Fantasy Football: Don’t draft a slow running back
At RotoWire, I began what will be an ongoing analysis of which rookie traits are the best predictors of NFL success. I started with running back speed.
The 2008 NFL Scouting Combine was one for the ages, particularly for the rookie running backs. Everyone remembers Chris Johnson’s record-breaking 4.24 40-yard dash, but numerous backs were burning up the track that day in Indianapolis. All told, 13 running backs recorded sub-4.5 times, including Darren McFadden (4.33), Jamaal Charles (4.38), Rashard Mendenhall (4.41), Ray Rice (4.42), Felix Jones (4.44), Matt Forte (4.44), Steve Slaton (4.45), and Jonathan Stewart (4.46). In comparison, only four running backs checked in under 4.5 at the 2009 Combine, with the fastest time at just 4.45 (Cedric Peerman).
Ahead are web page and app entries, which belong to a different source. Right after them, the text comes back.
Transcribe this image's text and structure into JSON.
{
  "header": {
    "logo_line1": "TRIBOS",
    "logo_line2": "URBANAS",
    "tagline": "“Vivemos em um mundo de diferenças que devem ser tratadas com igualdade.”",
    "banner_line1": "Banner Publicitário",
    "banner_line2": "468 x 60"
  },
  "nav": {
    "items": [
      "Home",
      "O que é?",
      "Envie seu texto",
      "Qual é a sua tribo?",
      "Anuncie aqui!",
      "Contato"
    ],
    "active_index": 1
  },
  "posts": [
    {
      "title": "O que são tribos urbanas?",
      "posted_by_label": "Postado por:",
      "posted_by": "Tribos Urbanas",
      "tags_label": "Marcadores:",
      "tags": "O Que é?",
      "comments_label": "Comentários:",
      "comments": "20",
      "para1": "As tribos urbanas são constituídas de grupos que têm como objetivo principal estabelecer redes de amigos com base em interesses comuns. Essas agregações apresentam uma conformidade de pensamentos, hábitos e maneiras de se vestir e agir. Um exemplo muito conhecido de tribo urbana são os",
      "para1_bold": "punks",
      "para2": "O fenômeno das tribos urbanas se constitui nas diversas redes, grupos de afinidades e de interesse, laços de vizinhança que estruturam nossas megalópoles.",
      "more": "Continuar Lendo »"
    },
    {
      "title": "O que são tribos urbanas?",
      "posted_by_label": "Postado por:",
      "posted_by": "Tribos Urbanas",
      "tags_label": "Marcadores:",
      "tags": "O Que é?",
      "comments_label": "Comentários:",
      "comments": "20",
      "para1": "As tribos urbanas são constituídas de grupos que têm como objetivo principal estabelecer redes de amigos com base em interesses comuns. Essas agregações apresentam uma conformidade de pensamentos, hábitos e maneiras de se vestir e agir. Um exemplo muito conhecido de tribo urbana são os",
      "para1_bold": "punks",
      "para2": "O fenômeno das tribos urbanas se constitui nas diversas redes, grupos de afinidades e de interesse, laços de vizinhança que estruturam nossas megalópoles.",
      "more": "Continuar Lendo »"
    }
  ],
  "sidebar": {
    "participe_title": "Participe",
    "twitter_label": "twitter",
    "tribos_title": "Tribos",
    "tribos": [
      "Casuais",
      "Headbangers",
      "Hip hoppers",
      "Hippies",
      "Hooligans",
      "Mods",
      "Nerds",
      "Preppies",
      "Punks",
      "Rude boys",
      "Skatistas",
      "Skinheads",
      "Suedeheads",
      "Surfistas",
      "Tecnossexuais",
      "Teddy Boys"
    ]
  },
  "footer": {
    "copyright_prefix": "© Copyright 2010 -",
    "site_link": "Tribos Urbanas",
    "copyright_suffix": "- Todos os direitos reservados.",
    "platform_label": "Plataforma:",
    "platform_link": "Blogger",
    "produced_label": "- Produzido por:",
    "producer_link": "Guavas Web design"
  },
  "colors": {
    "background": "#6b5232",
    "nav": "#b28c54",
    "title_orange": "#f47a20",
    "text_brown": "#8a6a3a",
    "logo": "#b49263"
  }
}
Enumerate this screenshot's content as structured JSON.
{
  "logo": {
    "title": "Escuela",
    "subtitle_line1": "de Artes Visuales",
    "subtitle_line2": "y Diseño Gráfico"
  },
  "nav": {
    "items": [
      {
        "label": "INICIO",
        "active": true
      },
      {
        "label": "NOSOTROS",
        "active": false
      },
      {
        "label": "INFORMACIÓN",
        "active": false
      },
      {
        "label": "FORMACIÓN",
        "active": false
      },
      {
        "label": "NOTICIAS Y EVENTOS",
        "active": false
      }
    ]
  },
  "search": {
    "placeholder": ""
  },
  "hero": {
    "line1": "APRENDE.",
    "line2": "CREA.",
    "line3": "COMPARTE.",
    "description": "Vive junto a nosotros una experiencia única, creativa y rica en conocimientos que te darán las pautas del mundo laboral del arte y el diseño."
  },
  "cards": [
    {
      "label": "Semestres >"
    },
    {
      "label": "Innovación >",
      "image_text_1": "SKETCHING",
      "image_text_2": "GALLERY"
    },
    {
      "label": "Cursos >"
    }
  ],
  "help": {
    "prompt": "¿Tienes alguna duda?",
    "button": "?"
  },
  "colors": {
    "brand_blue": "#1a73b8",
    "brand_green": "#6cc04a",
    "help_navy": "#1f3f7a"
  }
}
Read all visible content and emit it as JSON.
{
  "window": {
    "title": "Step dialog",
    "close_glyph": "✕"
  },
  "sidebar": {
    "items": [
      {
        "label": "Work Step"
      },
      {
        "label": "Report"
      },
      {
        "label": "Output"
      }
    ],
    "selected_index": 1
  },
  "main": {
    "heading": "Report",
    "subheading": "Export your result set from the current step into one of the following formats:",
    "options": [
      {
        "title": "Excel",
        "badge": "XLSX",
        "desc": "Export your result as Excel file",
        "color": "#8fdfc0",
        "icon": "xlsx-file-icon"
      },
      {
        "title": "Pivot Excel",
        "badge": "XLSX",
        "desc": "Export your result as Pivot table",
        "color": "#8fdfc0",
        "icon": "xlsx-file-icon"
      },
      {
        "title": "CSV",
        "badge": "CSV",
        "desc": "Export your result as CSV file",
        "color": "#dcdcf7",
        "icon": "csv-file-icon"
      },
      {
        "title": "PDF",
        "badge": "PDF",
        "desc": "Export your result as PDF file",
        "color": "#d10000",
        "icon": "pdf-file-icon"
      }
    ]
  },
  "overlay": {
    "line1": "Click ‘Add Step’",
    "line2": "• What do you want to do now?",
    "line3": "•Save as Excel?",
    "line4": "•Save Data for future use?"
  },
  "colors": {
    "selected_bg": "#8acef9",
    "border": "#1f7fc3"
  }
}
It’s really no surprise that the 2008 rookie running back class is one of the greatest of all-time. Of the leaders in approximate value per season (a great judge of fantasy value) since 2005, nine of the top 19 came from the 2008 class. Although no one could have completely envisioned the future success of the 2008 class, there were certainly signs that the rookie backs would tear it up in the NFL.
I collected data on every running back 40-yard dash from 2005 to 2009 (giving a few years for the running backs to develop to allow for accurate assessments of their value). It’s cliché to say, but for NFL running backs, speed kills.
The results couldn’t be more apparent; if a running back doesn’t check in somewhere in the 4.4s or lower, the odds are stacked against a productive NFL career. The average value of running backs in that range is nearly four times that of backs in the 4.50 to 4.59 range. The fact that running backs who ran over 4.60 have actually performed nearly as well as those between 4.50 and 4.59 confirms that after a certain point, it’s probably not worth investing in a rookie running back.
Check out the whole article at RotoWire.